# WHAT NEEDS TO BE DONE
Restate the entries word for word, omitting nothing.
Segment Open
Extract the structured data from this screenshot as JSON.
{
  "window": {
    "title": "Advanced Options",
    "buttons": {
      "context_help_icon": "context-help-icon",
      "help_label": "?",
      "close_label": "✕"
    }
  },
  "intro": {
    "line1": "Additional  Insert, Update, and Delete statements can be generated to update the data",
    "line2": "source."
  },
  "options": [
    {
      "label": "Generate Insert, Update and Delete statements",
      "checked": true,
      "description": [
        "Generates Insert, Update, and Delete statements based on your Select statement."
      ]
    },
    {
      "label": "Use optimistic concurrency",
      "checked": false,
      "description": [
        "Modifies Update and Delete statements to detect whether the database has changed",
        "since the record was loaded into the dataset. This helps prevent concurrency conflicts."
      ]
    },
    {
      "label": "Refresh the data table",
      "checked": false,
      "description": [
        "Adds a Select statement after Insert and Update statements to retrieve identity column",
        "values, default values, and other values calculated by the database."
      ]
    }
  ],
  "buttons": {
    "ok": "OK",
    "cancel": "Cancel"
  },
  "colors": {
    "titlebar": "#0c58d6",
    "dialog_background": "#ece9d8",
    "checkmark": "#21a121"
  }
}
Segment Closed
# TASK RESULT
Extract the structured data from this screenshot as JSON.
{
  "window": {
    "title": "Advanced Options",
    "buttons": {
      "context_help_icon": "context-help-icon",
      "help_label": "?",
      "close_label": "✕"
    }
  },
  "intro": {
    "line1": "Additional  Insert, Update, and Delete statements can be generated to update the data",
    "line2": "source."
  },
  "options": [
    {
      "label": "Generate Insert, Update and Delete statements",
      "checked": true,
      "description": [
        "Generates Insert, Update, and Delete statements based on your Select statement."
      ]
    },
    {
      "label": "Use optimistic concurrency",
      "checked": false,
      "description": [
        "Modifies Update and Delete statements to detect whether the database has changed",
        "since the record was loaded into the dataset. This helps prevent concurrency conflicts."
      ]
    },
    {
      "label": "Refresh the data table",
      "checked": false,
      "description": [
        "Adds a Select statement after Insert and Update statements to retrieve identity column",
        "values, default values, and other values calculated by the database."
      ]
    }
  ],
  "buttons": {
    "ok": "OK",
    "cancel": "Cancel"
  },
  "colors": {
    "titlebar": "#0c58d6",
    "dialog_background": "#ece9d8",
    "checkmark": "#21a121"
  }
}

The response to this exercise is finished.